Thanks to the astronomical success of her Disney Channel sitcom Hannah Montana, Miley has become the most famous teenager in the world. Her album sales are multi-platinum, ticket grosses for her 2007 concert tour earned $55.2 million, and her new feature film Hannah Montana: The Movie (opening Friday) is expected to reach similarly stratospheric box office numbers. She is the face and voice of a franchise worth an estimated $1 billion; there is Easter chocolate bearing her likeness at my local Walmart. Now that's famous.
As a Disney icon, Cyrus is expected to be a paragon of wholesome virtue; as a professing Christian—"He died for our sins, that's how awesome he is," Miley says in this YouTube video (fast forward to 6:12)—she takes her influence over her young audience seriously. But under the spotlight's relentless gaze she has not been able to completely avoid controversy. Fans and critics alike questioned the appropriateness of a scantily clad Vanity Fair photo shoot in 2008—which also featured her co-star dad, country singer Billy Ray Cyrus.

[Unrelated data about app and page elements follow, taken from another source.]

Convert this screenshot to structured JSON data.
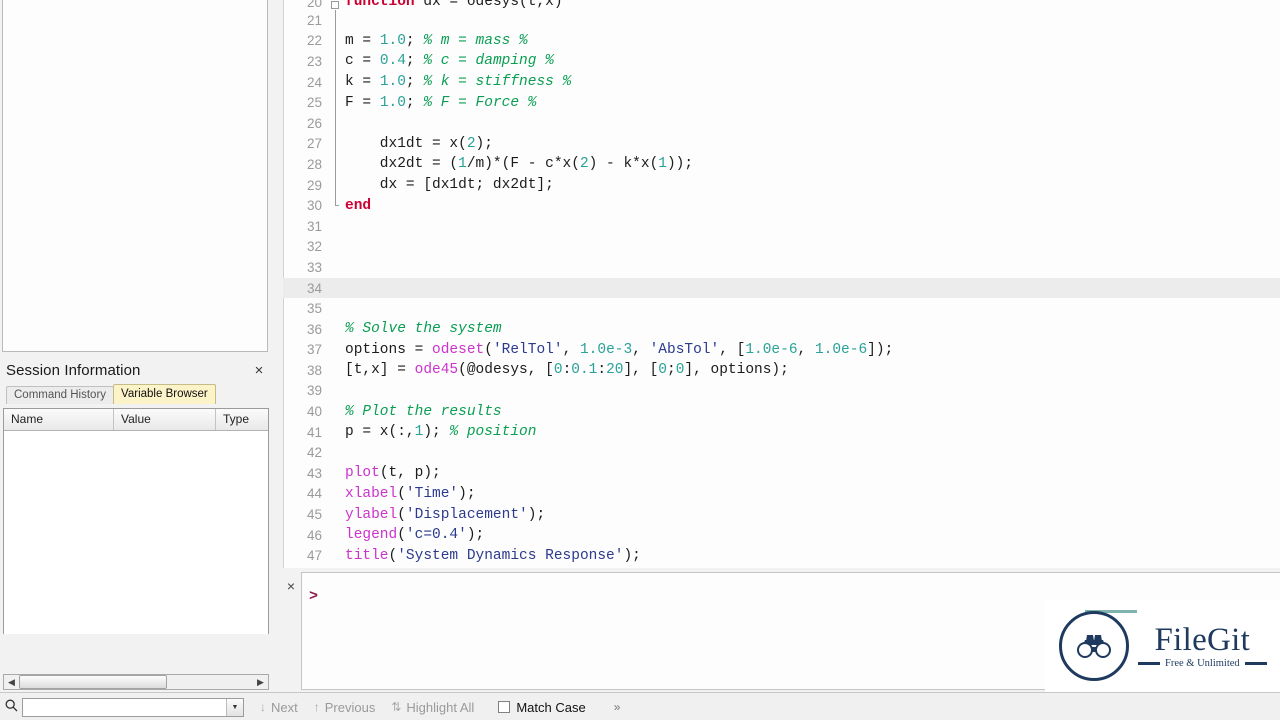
{
  "file_browser": {
    "empty": ""
  },
  "session": {
    "title": "Session Information",
    "close_label": "×",
    "tabs": [
      {
        "label": "Command History",
        "active": false
      },
      {
        "label": "Variable Browser",
        "active": true
      }
    ],
    "table": {
      "columns": [
        "Name",
        "Value",
        "Type"
      ],
      "rows": []
    },
    "scroll": {
      "left_arrow": "◀",
      "right_arrow": "▶"
    }
  },
  "editor": {
    "current_line": 34,
    "lines": [
      {
        "n": "20",
        "fold": "open",
        "clipped": true,
        "tokens": [
          {
            "t": "function",
            "c": "kw"
          },
          {
            "t": " dx = odesys(t,x)",
            "c": "pl"
          }
        ]
      },
      {
        "n": "21",
        "fold": "bar",
        "tokens": []
      },
      {
        "n": "22",
        "fold": "bar",
        "tokens": [
          {
            "t": "m = ",
            "c": "pl"
          },
          {
            "t": "1.0",
            "c": "num"
          },
          {
            "t": "; ",
            "c": "pl"
          },
          {
            "t": "% m = mass %",
            "c": "cmt"
          }
        ]
      },
      {
        "n": "23",
        "fold": "bar",
        "tokens": [
          {
            "t": "c = ",
            "c": "pl"
          },
          {
            "t": "0.4",
            "c": "num"
          },
          {
            "t": "; ",
            "c": "pl"
          },
          {
            "t": "% c = damping %",
            "c": "cmt"
          }
        ]
      },
      {
        "n": "24",
        "fold": "bar",
        "tokens": [
          {
            "t": "k = ",
            "c": "pl"
          },
          {
            "t": "1.0",
            "c": "num"
          },
          {
            "t": "; ",
            "c": "pl"
          },
          {
            "t": "% k = stiffness %",
            "c": "cmt"
          }
        ]
      },
      {
        "n": "25",
        "fold": "bar",
        "tokens": [
          {
            "t": "F = ",
            "c": "pl"
          },
          {
            "t": "1.0",
            "c": "num"
          },
          {
            "t": "; ",
            "c": "pl"
          },
          {
            "t": "% F = Force %",
            "c": "cmt"
          }
        ]
      },
      {
        "n": "26",
        "fold": "bar",
        "tokens": []
      },
      {
        "n": "27",
        "fold": "bar",
        "tokens": [
          {
            "t": "    dx1dt = x(",
            "c": "pl"
          },
          {
            "t": "2",
            "c": "num"
          },
          {
            "t": ");",
            "c": "pl"
          }
        ]
      },
      {
        "n": "28",
        "fold": "bar",
        "tokens": [
          {
            "t": "    dx2dt = (",
            "c": "pl"
          },
          {
            "t": "1",
            "c": "num"
          },
          {
            "t": "/m)*(F - c*x(",
            "c": "pl"
          },
          {
            "t": "2",
            "c": "num"
          },
          {
            "t": ") - k*x(",
            "c": "pl"
          },
          {
            "t": "1",
            "c": "num"
          },
          {
            "t": "));",
            "c": "pl"
          }
        ]
      },
      {
        "n": "29",
        "fold": "bar",
        "tokens": [
          {
            "t": "    dx = [dx1dt; dx2dt];",
            "c": "pl"
          }
        ]
      },
      {
        "n": "30",
        "fold": "end",
        "tokens": [
          {
            "t": "end",
            "c": "kw"
          }
        ]
      },
      {
        "n": "31",
        "fold": "none",
        "tokens": []
      },
      {
        "n": "32",
        "fold": "none",
        "tokens": []
      },
      {
        "n": "33",
        "fold": "none",
        "tokens": []
      },
      {
        "n": "34",
        "fold": "none",
        "tokens": []
      },
      {
        "n": "35",
        "fold": "none",
        "tokens": []
      },
      {
        "n": "36",
        "fold": "none",
        "tokens": [
          {
            "t": "% Solve the system",
            "c": "cmt"
          }
        ]
      },
      {
        "n": "37",
        "fold": "none",
        "tokens": [
          {
            "t": "options = ",
            "c": "pl"
          },
          {
            "t": "odeset",
            "c": "fn"
          },
          {
            "t": "(",
            "c": "pl"
          },
          {
            "t": "'RelTol'",
            "c": "str"
          },
          {
            "t": ", ",
            "c": "pl"
          },
          {
            "t": "1.0e-3",
            "c": "num"
          },
          {
            "t": ", ",
            "c": "pl"
          },
          {
            "t": "'AbsTol'",
            "c": "str"
          },
          {
            "t": ", [",
            "c": "pl"
          },
          {
            "t": "1.0e-6",
            "c": "num"
          },
          {
            "t": ", ",
            "c": "pl"
          },
          {
            "t": "1.0e-6",
            "c": "num"
          },
          {
            "t": "]);",
            "c": "pl"
          }
        ]
      },
      {
        "n": "38",
        "fold": "none",
        "tokens": [
          {
            "t": "[t,x] = ",
            "c": "pl"
          },
          {
            "t": "ode45",
            "c": "fn"
          },
          {
            "t": "(@odesys, [",
            "c": "pl"
          },
          {
            "t": "0",
            "c": "num"
          },
          {
            "t": ":",
            "c": "pl"
          },
          {
            "t": "0.1",
            "c": "num"
          },
          {
            "t": ":",
            "c": "pl"
          },
          {
            "t": "20",
            "c": "num"
          },
          {
            "t": "], [",
            "c": "pl"
          },
          {
            "t": "0",
            "c": "num"
          },
          {
            "t": ";",
            "c": "pl"
          },
          {
            "t": "0",
            "c": "num"
          },
          {
            "t": "], options);",
            "c": "pl"
          }
        ]
      },
      {
        "n": "39",
        "fold": "none",
        "tokens": []
      },
      {
        "n": "40",
        "fold": "none",
        "tokens": [
          {
            "t": "% Plot the results",
            "c": "cmt"
          }
        ]
      },
      {
        "n": "41",
        "fold": "none",
        "tokens": [
          {
            "t": "p = x(:,",
            "c": "pl"
          },
          {
            "t": "1",
            "c": "num"
          },
          {
            "t": "); ",
            "c": "pl"
          },
          {
            "t": "% position",
            "c": "cmt"
          }
        ]
      },
      {
        "n": "42",
        "fold": "none",
        "tokens": []
      },
      {
        "n": "43",
        "fold": "none",
        "tokens": [
          {
            "t": "plot",
            "c": "fn"
          },
          {
            "t": "(t, p);",
            "c": "pl"
          }
        ]
      },
      {
        "n": "44",
        "fold": "none",
        "tokens": [
          {
            "t": "xlabel",
            "c": "fn"
          },
          {
            "t": "(",
            "c": "pl"
          },
          {
            "t": "'Time'",
            "c": "str"
          },
          {
            "t": ");",
            "c": "pl"
          }
        ]
      },
      {
        "n": "45",
        "fold": "none",
        "tokens": [
          {
            "t": "ylabel",
            "c": "fn"
          },
          {
            "t": "(",
            "c": "pl"
          },
          {
            "t": "'Displacement'",
            "c": "str"
          },
          {
            "t": ");",
            "c": "pl"
          }
        ]
      },
      {
        "n": "46",
        "fold": "none",
        "tokens": [
          {
            "t": "legend",
            "c": "fn"
          },
          {
            "t": "(",
            "c": "pl"
          },
          {
            "t": "'c=0.4'",
            "c": "str"
          },
          {
            "t": ");",
            "c": "pl"
          }
        ]
      },
      {
        "n": "47",
        "fold": "none",
        "tokens": [
          {
            "t": "title",
            "c": "fn"
          },
          {
            "t": "(",
            "c": "pl"
          },
          {
            "t": "'System Dynamics Response'",
            "c": "str"
          },
          {
            "t": ");",
            "c": "pl"
          }
        ]
      }
    ]
  },
  "command_window": {
    "close_label": "×",
    "prompt": ">",
    "input_value": ""
  },
  "find_bar": {
    "search_value": "",
    "search_placeholder": "",
    "combo_arrow": "▼",
    "buttons": [
      {
        "label": "Next",
        "glyph": "↓",
        "enabled": false
      },
      {
        "label": "Previous",
        "glyph": "↑",
        "enabled": false
      },
      {
        "label": "Highlight All",
        "glyph": "⇅",
        "enabled": false
      }
    ],
    "match_case": {
      "label": "Match Case",
      "checked": false
    },
    "more_glyph": "»"
  },
  "logo": {
    "name": "FileGit",
    "tagline": "Free & Unlimited",
    "accent_color": "#7fb3ad",
    "brand_color": "#1f3a5f"
  }
}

The mothers of Miley's tween-aged followers worry that the young actress is in over her head with older boyfriend Justin Gaston, a 20-year-old singer and underwear model. And a recent photo of Miley and friends jokingly pulling their eyes into slits provoked accusations of racism.
At a recent Hollywood press conference promoting her new movie, CT Movies asked Cyrus about the pressures of such an examined life. Her reply was thoughtful … and honest.
"I'm gonna make mistakes," she said. "And I would not trade that for anything, because the minute you stop making mistakes is the minute that you stop learning. And if I ever stop doing that, we're all in trouble, because that's what life is all about. I never want to disappoint people; my decisions sometimes not only disappoint other people, they disappoint myself as well. But there are times I'm going to do that and if I don't, then all of a sudden I'm not real and then you really can't look up to me."
In the new movie, 31-year-old Jason Earles plays Miley's older brother Jackson; he is quick to defend his young co-star.
"I think that it's unfair to expect a 16-year-old to raise your kids," said Earles. "So when Miley does occasionally make mistakes, that's a good opportunity for parents to educate their kids about different decisions they could make. While you can look up to Miley and there are things that are very inspirational about her, anybody who thinks that she, 100 percent of the time, should be the shining example for your kids … you're sort of misleading yourself as a parent."
Caveats aside, Cyrus does embrace the fact that millions of young fans do look up to her.
"I find there are two different things," she said. "If you look at me as a role model, I agree with it. If you look at me as an idol, I don't. Because an idol is someone you want to replicate, you want to be them. I don't wish that on anyone, because if you lose what you have personally [to try to be someone else], that's when your spark is lost. What I think people like about me and the way they relate to me is the fact that I don't try to change and I haven't let what I do for a living completely affect me."